Search Menu
Home Latest News Menu
News

More organisations to benefit from Sony Music’s $100 million Global Social Justice Fund

More than 90 new organisations will receive financial support from the fund

  • Tope Olufemi
  • 12 May 2021
More organisations to benefit from Sony Music’s $100 million Global Social Justice Fund

Sony’s Global Social Justice Fund, aimed at tackling inequality and injustice, has announced that 90 more organisations will receive funding.

This round of funding will aid advancement in areas of civic engagement, educational programming, criminal justice reform and other areas. Communities across Africa, Australia, Canada and a host of other countries will be impacted by the organisations funded.

Beneficiaries are selected by a diverse committee - representing all areas of Sony Music.

Read this next: Sony becomes first record label to monetize illegal remixes

Towalame Austin, Sony Music’s EVP of philanthropy and social impact, had much to say about the fund: “We have a responsibility to be good stewards of this Fund which means that we need be intentional and careful about how the Fund is utilised.

“One hundred million dollars is a significant amount of money; you need to develop a strategic plan that will help you reach your goals and objectives. At the same time, we knew we wanted to begin making an impact in communities around the world immediately.

“The majority of organisations selected connect SMG to meaningful programming and allows the company to make a real impact beyond the financial commitment we make.

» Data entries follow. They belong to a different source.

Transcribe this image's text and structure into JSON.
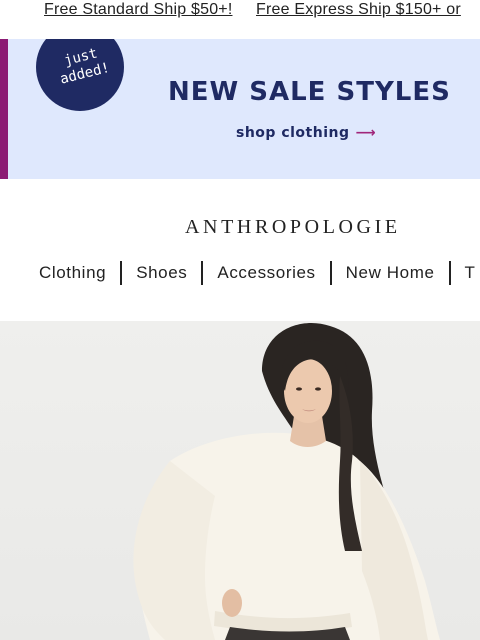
{
  "shipping_bar": {
    "standard": "Free Standard Ship $50+!",
    "express": "Free Express Ship $150+ or"
  },
  "banner": {
    "badge_line1": "just",
    "badge_line2": "added!",
    "title": "NEW SALE STYLES",
    "cta": "shop clothing",
    "cta_arrow": "⟶"
  },
  "header": {
    "logo": "ANTHROPOLOGIE"
  },
  "nav": {
    "items": [
      {
        "label": "Clothing"
      },
      {
        "label": "Shoes"
      },
      {
        "label": "Accessories"
      },
      {
        "label": "New Home"
      },
      {
        "label": "T"
      }
    ]
  },
  "colors": {
    "banner_bg": "#dfe8fd",
    "brand_navy": "#1f2a63",
    "accent_plum": "#8c1b74",
    "hero_bg": "#ececea"
  },
  "hero": {
    "image": "woman-in-cream-sweater-photo"
  }
}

Whether it’s a grassroots organisation in a local community or a global initiative spanning continents, we are committed and dedicated to supporting this work.”

Read this next: In too deep: When signing to a major label goes very, very wrong

Pirate Studios are receiving funding to allow for access to studios for young people, while Stopwatch is another organisation being funded - supporting families dealing ‘Stop and search’ policies and their impacts. Many other organisations are also being funded.

The fund began in June 2020, as a response to the effects of the pandemic on the industry, as well as the effects of racial injustice within the industry and also more generally. It aims to give back to communities and help tackle the most present issues in the industry today.

You can read more about the fund here.

[Via: Music Business Worldwide]

Tope Olufemi is Mixmag's Digital Intern, follow them on Twitter

Load the next article
Loading...
Loading...